In the new method, a number of X-ray images are taken from different angles, thus producing a three-dimensional picture of the breast instead of a single mammogram showing all the breast tissue. The total radiation dose is roughly the same as for normal mammography screening.
Important to avoid over-diagnosis
Daniel Förnvik, a hospital physicist at Skåne University Hospital and doctor of medical science at the Department of Clinical Sciences in Malmö, has evaluated the method.
“The 3D technology is more precise and enables more accurate breast cancer diagnosis. This also makes it more likely that women receive the correct treatment”, says Dr Förnvik.
However, the method is not yet ready to be implemented fully in the Swedish health service, according to Daniel Förnvik. There is a risk of over-diagnosis of breast cancer, and it is important to ensure that the new technique does not contribute to this. The time spent on each scan is also longer than for a traditional mammogram, because more data is generated. From a financial perspective, it is important to reduce the time it takes to analyse the data, and this is the current focus for Dr Förnvik’s research group.
Best on dense tissue

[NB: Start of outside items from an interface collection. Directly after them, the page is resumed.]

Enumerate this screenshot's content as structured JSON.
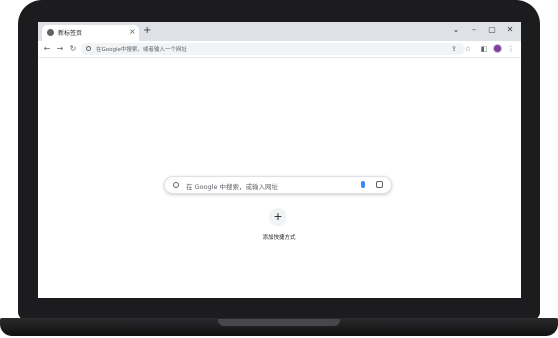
{
  "browser": {
    "tab": {
      "title": "新标签页",
      "close_glyph": "×"
    },
    "new_tab_glyph": "+",
    "window_controls": {
      "menu_glyph": "⌄",
      "minimize_glyph": "–",
      "maximize_glyph": "▢",
      "close_glyph": "✕"
    },
    "toolbar": {
      "back_glyph": "←",
      "forward_glyph": "→",
      "reload_glyph": "↻",
      "omnibox_placeholder": "在Google中搜索，或者输入一个网址",
      "share_glyph": "⇪",
      "bookmark_glyph": "☆",
      "side_panel_glyph": "◧",
      "menu_glyph": "⋮"
    }
  },
  "new_tab_page": {
    "search_placeholder": "在 Google 中搜索，或输入网址",
    "shortcut": {
      "icon_glyph": "+",
      "label": "添加快捷方式"
    }
  },
  "colors": {
    "tabstrip_bg": "#dee1e6",
    "omnibox_bg": "#f1f3f4",
    "accent_blue": "#4285f4",
    "avatar": "#7b3fa0",
    "bezel": "#1c1c1e"
  },
  "icons": [
    "chrome-favicon-icon",
    "search-icon",
    "microphone-icon",
    "google-lens-icon",
    "profile-avatar"
  ]
}
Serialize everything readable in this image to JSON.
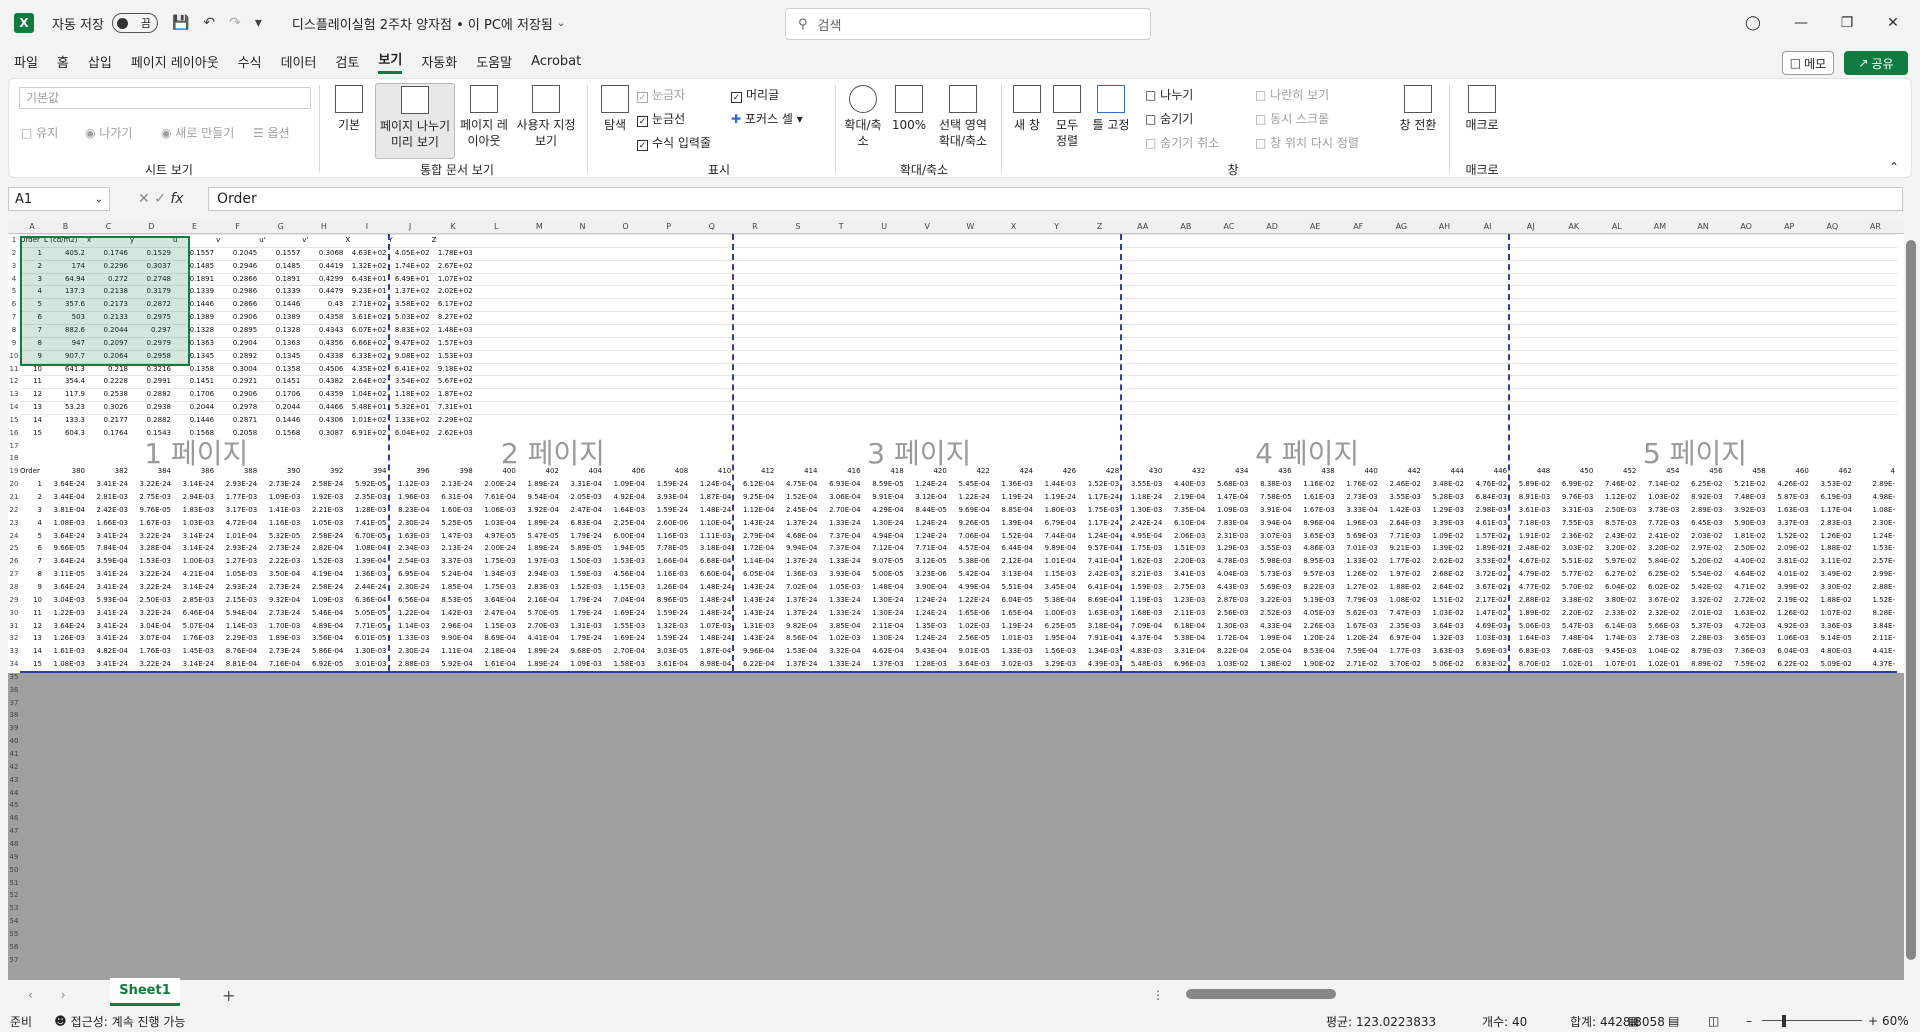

“The advantages of the technique are most pronounced when it is used on breasts with dense tissue. One of a number of possible scenarios is therefore that the 3D method could be used selectively, if a decision is taken not to phase out the current technology completely”, explains Daniel Förnvik.
A large-scale screening study using the 3D technology is currently underway at Skåne University Hospital in Malmö. The screening of the 15 000 women who have participated in the study is almost complete, but a lot of analysis work remains to be done. An interim study with preliminary analysis of 7 500 women is expected to be published shortly.
Text: Björn Martinsson and Pia Romare
First published 2013